Here’s how it works: the tax laws say that companies can avoid paying taxes as long as they keep their profits overseas. Whenever that money comes back to the U.S., the companies have to pay taxes on it.
Think of it as a gigantic global IRA. Companies that put their profits in the offshore IRA can leave them there indefinitely with no tax consequence. Then, when they cash out, they pay the tax.
Only there’s a catch. In 2004, the corporate lobby got together and major employers like Cisco and Apple and GE begged congress to give them a “one-time” tax holiday, arguing that they would use the savings to create jobs. Congress, shamefully, relented, and a tax holiday was declared. Now companies paid about 5 percent in taxes, instead of 35-40 percent.

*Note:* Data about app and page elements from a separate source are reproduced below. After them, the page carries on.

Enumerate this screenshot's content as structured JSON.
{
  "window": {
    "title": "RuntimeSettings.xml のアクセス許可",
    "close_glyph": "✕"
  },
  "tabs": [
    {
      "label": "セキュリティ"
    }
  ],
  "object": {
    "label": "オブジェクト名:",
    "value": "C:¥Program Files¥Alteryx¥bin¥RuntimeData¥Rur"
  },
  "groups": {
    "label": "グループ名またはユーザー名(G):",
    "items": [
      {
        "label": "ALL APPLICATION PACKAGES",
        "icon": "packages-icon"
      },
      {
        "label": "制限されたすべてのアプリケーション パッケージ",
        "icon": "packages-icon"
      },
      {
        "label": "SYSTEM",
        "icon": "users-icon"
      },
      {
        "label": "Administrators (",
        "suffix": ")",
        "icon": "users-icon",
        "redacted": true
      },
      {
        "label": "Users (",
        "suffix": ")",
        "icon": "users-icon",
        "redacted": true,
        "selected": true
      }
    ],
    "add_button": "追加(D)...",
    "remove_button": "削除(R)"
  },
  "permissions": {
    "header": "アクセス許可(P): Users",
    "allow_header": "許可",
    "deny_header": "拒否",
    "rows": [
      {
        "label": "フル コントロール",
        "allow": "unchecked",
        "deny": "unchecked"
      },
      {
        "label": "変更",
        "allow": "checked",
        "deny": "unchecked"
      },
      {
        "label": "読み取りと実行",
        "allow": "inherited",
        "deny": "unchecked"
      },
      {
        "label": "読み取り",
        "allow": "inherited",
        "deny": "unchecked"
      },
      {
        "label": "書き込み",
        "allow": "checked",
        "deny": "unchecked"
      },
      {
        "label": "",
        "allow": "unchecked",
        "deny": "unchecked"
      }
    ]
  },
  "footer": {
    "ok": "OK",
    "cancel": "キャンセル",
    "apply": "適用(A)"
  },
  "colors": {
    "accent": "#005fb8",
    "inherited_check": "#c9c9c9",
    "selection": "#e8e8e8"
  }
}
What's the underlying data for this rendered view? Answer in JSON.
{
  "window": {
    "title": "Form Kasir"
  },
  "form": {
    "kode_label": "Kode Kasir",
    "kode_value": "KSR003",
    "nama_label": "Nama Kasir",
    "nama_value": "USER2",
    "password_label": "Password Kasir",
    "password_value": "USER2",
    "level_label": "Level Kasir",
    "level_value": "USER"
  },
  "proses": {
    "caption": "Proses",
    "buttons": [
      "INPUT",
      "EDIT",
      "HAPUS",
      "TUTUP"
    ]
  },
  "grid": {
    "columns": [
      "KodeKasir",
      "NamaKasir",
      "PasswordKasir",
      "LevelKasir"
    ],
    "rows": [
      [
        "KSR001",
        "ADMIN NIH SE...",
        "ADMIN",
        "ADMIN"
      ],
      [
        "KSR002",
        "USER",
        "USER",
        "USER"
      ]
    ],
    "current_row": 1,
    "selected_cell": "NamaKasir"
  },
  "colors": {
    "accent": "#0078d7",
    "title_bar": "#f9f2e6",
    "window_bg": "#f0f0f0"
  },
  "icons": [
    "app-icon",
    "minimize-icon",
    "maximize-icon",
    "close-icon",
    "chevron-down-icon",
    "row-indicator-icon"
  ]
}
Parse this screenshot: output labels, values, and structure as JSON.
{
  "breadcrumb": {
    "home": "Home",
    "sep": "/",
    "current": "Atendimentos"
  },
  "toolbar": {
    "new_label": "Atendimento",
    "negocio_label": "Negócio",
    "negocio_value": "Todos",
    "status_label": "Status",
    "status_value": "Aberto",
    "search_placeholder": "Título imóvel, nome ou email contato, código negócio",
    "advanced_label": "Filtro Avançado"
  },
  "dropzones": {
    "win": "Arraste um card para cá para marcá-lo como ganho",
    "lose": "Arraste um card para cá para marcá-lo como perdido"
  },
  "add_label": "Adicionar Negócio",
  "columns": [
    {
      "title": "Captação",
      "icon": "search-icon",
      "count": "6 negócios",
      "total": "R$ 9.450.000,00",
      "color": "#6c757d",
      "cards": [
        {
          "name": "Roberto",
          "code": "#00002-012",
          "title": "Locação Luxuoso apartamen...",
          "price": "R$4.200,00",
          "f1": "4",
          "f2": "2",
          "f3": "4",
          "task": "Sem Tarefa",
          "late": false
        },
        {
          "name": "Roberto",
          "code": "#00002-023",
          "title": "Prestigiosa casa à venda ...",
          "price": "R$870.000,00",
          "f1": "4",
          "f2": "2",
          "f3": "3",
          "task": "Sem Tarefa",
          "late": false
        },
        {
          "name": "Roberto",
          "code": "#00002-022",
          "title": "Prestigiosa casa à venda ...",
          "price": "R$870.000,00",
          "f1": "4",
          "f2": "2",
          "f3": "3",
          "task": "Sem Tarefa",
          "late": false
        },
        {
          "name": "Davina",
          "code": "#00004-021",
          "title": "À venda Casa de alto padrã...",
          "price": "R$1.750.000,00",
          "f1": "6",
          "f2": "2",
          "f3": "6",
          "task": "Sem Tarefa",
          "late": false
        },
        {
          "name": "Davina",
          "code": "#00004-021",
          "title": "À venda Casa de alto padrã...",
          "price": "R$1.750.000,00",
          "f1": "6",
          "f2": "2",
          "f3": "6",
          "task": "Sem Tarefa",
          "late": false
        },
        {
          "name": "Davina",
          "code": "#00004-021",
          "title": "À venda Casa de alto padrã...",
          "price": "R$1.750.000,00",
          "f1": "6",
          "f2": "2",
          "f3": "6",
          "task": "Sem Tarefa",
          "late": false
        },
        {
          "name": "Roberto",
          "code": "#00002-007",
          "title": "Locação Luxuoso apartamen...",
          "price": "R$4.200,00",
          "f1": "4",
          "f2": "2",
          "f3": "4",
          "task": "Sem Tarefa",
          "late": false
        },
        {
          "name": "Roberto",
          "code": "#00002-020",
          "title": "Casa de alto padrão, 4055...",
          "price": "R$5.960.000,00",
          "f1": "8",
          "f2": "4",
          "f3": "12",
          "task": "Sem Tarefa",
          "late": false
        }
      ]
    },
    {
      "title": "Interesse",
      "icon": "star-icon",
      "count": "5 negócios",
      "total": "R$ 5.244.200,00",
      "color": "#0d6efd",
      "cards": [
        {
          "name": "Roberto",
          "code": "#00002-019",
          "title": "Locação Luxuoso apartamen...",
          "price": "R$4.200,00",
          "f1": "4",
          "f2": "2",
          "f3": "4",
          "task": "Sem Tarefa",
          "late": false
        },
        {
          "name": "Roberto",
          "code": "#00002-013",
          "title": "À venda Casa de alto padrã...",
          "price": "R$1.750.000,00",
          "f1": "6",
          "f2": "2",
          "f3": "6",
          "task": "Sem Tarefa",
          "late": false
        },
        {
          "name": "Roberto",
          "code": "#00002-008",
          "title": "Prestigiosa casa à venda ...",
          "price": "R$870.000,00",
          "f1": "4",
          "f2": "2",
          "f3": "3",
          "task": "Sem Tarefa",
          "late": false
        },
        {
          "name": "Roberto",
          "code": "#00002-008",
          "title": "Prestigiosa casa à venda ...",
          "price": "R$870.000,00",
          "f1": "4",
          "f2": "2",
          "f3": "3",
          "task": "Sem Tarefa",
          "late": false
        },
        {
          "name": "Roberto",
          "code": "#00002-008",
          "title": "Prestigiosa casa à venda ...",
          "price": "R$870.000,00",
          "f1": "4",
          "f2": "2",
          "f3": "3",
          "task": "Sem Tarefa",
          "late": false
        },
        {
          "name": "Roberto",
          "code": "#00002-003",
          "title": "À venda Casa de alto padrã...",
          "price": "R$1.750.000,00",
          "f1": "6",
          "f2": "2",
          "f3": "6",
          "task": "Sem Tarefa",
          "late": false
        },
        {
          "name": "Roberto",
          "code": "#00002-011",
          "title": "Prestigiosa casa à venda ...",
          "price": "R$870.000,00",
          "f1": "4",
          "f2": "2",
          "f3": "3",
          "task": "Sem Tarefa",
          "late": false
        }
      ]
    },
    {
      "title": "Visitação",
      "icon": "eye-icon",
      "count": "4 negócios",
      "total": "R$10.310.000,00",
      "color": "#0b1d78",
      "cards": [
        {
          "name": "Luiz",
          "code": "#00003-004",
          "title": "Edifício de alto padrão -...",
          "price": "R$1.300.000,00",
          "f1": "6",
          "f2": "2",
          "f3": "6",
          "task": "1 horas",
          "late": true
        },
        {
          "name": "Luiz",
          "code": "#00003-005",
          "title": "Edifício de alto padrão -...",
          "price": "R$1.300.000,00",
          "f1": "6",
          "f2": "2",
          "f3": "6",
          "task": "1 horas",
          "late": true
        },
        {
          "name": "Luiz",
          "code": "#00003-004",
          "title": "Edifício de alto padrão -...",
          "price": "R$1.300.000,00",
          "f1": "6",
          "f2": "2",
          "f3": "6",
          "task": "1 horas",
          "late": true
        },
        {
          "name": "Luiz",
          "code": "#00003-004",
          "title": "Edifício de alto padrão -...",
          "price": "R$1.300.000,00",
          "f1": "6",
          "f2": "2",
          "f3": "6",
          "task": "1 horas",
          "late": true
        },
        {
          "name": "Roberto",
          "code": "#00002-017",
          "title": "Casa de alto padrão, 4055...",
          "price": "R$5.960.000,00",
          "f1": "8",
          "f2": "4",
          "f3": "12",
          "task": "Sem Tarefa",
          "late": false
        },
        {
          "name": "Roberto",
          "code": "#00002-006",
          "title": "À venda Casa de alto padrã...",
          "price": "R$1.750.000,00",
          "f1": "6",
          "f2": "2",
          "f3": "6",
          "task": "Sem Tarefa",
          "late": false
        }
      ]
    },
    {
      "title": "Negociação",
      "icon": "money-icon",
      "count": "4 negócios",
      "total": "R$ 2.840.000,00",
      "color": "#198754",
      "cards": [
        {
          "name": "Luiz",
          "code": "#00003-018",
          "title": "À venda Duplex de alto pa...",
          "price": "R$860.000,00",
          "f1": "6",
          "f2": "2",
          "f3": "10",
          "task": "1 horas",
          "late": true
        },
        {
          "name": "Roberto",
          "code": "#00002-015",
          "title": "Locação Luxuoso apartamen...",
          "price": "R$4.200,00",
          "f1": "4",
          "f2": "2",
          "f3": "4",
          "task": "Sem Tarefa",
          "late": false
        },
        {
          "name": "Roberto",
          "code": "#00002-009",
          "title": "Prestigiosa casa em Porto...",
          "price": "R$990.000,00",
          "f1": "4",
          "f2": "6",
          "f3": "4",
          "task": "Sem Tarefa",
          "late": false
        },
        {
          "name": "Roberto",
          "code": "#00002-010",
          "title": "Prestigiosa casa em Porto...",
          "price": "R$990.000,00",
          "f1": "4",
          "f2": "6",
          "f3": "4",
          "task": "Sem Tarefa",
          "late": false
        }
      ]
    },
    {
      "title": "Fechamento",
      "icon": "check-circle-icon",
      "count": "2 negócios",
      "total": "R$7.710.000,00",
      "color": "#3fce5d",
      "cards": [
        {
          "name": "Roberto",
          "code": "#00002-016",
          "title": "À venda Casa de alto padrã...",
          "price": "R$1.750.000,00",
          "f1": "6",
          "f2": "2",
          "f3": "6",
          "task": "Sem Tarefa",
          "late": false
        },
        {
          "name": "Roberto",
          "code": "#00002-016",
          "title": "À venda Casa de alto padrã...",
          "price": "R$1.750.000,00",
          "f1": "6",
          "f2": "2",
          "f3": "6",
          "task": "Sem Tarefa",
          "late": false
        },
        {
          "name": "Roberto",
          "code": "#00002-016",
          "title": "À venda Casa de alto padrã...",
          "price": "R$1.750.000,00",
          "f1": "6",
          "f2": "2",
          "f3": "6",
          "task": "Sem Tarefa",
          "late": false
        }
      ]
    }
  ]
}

Money streamed back into America. But the companies did not use the savings to create jobs. Instead, they mostly just turned it into executive bonuses and ate the extra cash. Some of those companies promising waves of new hires have already committed to massive layoffs..
It was bad enough when lobbyists managed to pull this trick off once, in 2004. But in one of the worst-kept secrets in Washington, companies immediately started to systematically “offshore” their profits right after the 2004 holiday with the expectation that somewhere down the road, and probably sooner rather than later, they would get another holiday.
Companies used dozens of fiendish methods to keep profits overseas, including such scams as “transfer pricing,” a technique in which profits are shifted to overseas subsidiaries. A typical example might involve a pharmaceutical company that licenses the rights or the patent to one of its more successful drugs to a foreign affiliate, which in turn manufactures the product and sells it back to the U.S. branch, thereby shifting the profits overseas.
Full Article Here>>>>http://www.rollingstone.com/politics/blogs/taibblog/holiday-in-scam...